(RECORD EXCERPTS begins)

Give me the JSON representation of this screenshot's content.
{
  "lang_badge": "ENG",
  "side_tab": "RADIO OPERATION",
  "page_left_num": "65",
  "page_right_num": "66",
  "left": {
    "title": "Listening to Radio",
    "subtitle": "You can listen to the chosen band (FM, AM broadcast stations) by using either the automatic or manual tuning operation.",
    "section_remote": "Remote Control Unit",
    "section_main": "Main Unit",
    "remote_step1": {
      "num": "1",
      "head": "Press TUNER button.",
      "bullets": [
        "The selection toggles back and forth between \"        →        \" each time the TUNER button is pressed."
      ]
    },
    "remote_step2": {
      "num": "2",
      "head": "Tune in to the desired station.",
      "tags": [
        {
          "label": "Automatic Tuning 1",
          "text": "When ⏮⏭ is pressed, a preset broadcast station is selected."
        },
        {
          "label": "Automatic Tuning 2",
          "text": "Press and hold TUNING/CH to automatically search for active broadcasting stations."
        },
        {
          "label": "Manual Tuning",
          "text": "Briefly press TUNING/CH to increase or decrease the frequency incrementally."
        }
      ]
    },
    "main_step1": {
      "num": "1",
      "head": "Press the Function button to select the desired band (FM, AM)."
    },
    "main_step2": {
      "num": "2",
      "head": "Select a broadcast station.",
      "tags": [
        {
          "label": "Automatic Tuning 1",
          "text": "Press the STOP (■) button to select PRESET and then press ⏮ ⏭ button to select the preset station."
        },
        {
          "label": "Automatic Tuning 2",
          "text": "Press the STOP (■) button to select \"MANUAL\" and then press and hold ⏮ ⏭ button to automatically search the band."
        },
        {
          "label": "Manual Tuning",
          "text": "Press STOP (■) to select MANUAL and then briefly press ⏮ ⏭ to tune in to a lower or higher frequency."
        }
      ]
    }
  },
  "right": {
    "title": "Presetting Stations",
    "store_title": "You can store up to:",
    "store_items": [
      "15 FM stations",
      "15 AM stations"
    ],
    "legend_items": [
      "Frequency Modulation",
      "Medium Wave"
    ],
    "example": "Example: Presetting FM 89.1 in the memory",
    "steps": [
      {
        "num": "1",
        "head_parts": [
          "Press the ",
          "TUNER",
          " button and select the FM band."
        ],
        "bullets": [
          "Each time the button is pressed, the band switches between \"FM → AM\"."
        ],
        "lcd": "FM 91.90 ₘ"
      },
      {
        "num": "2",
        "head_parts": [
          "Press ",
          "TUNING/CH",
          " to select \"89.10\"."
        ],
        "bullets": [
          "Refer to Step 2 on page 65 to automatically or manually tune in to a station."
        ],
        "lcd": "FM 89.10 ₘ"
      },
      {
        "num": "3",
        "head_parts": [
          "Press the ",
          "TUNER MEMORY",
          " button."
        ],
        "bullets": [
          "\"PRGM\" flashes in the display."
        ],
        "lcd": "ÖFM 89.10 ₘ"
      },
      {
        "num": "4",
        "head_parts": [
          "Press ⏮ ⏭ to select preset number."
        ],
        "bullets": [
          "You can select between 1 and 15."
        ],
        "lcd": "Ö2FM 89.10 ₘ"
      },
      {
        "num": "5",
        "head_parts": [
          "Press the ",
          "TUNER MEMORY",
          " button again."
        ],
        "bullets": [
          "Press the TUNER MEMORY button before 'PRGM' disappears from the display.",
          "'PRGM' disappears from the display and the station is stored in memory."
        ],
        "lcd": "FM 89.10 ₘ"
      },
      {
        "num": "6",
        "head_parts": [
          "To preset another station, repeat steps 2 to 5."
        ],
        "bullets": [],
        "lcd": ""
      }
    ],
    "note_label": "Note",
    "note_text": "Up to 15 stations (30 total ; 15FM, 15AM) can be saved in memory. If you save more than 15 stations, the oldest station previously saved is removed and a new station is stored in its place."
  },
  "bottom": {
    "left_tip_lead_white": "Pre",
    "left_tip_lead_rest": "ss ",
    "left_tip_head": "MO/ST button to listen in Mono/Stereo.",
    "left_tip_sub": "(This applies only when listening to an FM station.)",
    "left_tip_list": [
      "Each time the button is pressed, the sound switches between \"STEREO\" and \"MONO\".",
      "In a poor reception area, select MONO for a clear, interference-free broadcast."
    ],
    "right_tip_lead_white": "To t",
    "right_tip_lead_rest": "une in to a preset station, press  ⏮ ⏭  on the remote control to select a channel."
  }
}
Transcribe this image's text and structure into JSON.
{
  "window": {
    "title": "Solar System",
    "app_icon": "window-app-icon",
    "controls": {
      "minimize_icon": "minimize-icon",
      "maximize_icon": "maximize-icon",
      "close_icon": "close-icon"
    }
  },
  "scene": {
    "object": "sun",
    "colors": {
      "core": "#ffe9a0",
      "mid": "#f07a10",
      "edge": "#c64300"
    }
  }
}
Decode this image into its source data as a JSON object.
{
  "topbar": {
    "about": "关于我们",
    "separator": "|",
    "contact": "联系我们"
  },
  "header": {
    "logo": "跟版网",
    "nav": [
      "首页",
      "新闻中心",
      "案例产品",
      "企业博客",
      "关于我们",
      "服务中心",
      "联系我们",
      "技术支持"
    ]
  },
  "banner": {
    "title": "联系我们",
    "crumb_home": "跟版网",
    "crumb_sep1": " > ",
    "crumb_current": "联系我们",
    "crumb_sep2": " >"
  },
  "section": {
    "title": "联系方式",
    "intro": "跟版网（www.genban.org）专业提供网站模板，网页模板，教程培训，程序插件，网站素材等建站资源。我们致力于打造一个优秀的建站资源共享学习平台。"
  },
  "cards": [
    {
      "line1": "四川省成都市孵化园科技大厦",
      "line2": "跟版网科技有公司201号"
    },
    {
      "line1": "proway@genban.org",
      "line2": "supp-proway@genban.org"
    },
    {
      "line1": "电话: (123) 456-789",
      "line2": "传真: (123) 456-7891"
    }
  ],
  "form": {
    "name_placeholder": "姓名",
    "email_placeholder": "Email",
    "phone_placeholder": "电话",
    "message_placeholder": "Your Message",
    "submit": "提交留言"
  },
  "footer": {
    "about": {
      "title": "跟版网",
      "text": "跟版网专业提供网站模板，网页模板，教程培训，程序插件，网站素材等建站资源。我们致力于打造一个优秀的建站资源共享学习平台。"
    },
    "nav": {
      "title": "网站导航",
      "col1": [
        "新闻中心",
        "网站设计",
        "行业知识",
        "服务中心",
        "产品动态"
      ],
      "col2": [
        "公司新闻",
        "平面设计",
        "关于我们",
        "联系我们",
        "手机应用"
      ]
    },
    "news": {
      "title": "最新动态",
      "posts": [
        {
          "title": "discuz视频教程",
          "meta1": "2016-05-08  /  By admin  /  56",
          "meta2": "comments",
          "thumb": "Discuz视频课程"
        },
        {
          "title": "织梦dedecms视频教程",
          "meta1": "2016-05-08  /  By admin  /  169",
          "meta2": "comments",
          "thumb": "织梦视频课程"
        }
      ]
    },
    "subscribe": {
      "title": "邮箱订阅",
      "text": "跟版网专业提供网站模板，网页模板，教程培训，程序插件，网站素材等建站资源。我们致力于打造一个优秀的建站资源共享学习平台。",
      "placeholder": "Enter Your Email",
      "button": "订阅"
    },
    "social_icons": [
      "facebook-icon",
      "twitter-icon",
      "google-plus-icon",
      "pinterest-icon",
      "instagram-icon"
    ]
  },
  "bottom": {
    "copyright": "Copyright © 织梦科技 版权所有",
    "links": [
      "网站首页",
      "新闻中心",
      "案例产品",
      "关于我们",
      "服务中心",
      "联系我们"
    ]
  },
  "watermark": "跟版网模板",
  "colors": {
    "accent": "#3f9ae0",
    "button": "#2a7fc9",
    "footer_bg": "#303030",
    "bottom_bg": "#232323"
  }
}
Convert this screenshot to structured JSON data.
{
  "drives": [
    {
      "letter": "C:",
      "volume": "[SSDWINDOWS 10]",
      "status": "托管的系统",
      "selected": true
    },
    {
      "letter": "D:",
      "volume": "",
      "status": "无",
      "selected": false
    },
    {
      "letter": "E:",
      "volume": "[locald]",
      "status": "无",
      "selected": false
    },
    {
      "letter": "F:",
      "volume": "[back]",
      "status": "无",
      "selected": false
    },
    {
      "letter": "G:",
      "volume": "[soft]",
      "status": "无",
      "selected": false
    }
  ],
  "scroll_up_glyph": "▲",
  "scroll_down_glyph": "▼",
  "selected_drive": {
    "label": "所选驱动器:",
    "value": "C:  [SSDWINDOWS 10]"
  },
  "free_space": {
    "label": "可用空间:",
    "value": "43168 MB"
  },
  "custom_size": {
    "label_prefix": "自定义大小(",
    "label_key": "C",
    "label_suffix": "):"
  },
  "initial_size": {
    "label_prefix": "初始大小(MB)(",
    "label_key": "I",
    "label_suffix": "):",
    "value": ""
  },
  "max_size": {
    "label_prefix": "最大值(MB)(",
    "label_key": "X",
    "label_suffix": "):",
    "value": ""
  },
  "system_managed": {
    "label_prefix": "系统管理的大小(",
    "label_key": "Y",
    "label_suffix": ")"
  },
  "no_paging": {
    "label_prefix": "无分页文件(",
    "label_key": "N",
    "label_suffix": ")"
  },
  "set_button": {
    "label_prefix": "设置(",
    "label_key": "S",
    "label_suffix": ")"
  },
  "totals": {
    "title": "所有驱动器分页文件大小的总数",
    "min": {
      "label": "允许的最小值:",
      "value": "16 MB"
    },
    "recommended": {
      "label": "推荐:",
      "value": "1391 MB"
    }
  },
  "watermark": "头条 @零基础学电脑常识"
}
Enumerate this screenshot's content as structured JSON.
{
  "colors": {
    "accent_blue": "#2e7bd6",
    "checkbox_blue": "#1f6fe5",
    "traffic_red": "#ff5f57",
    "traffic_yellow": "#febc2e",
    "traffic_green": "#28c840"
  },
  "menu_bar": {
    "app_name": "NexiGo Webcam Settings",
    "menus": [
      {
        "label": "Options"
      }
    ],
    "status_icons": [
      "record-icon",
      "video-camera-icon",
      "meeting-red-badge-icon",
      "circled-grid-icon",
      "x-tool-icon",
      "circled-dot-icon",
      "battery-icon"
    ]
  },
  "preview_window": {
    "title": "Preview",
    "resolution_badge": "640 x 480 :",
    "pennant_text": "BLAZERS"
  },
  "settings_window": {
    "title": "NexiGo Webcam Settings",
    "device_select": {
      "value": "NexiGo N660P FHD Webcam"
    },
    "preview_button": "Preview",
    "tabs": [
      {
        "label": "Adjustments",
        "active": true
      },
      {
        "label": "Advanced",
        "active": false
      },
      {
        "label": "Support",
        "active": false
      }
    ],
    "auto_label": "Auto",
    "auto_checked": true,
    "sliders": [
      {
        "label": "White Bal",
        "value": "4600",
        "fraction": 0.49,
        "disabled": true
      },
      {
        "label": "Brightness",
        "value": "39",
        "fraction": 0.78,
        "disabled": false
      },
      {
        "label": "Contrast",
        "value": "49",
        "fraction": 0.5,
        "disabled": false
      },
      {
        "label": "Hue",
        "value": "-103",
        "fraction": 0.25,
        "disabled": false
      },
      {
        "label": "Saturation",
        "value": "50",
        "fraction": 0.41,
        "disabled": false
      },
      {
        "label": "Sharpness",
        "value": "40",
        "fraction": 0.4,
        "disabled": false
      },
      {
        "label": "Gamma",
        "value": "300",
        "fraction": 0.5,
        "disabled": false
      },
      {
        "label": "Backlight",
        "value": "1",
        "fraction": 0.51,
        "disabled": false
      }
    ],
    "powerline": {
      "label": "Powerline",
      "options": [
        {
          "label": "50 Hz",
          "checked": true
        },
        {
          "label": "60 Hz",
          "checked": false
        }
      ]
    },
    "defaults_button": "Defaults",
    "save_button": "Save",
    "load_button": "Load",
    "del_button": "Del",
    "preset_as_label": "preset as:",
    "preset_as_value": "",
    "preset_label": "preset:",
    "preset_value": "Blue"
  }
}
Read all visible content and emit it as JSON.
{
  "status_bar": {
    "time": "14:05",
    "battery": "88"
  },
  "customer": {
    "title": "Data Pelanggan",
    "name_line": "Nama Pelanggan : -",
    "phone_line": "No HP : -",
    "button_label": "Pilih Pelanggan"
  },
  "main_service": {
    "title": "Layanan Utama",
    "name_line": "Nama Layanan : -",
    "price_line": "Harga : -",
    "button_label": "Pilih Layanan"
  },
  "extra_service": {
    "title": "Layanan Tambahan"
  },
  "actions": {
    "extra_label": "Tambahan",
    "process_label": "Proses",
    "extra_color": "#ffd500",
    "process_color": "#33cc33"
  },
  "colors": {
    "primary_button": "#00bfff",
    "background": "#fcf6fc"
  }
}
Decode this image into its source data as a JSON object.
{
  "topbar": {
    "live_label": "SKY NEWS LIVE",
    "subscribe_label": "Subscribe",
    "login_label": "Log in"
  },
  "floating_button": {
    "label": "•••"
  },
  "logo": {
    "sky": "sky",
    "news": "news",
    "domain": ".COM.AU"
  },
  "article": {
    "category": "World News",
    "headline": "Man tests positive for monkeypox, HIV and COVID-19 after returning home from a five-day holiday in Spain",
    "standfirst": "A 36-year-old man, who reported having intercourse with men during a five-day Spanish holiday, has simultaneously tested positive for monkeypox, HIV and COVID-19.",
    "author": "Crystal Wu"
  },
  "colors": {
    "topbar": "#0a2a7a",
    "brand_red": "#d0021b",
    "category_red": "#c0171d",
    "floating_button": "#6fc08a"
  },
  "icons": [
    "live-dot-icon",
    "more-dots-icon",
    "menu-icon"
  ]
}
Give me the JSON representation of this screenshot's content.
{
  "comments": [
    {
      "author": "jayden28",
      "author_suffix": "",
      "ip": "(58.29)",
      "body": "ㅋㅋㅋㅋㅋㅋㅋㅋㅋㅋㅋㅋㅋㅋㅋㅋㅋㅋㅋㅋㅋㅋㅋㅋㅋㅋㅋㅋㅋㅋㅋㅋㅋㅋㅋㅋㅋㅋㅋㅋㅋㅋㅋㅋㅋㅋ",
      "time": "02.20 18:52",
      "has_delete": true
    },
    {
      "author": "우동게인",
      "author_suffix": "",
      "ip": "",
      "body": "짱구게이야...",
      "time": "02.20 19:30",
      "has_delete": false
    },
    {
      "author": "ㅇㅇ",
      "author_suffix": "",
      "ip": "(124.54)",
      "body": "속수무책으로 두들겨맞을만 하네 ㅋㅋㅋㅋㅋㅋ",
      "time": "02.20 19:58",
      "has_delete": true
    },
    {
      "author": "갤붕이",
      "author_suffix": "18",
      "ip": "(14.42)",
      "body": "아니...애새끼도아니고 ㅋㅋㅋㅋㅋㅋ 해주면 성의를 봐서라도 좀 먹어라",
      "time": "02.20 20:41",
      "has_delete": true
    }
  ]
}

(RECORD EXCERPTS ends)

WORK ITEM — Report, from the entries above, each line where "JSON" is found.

WRITTEN RESPONSE —
Give me the JSON representation of this screenshot's content.
Transcribe this image's text and structure into JSON.
Decode this image into its source data as a JSON object.
Convert this screenshot to structured JSON data.
Enumerate this screenshot's content as structured JSON.
Read all visible content and emit it as JSON.
Decode this image into its source data as a JSON object.
Give me the JSON representation of this screenshot's content.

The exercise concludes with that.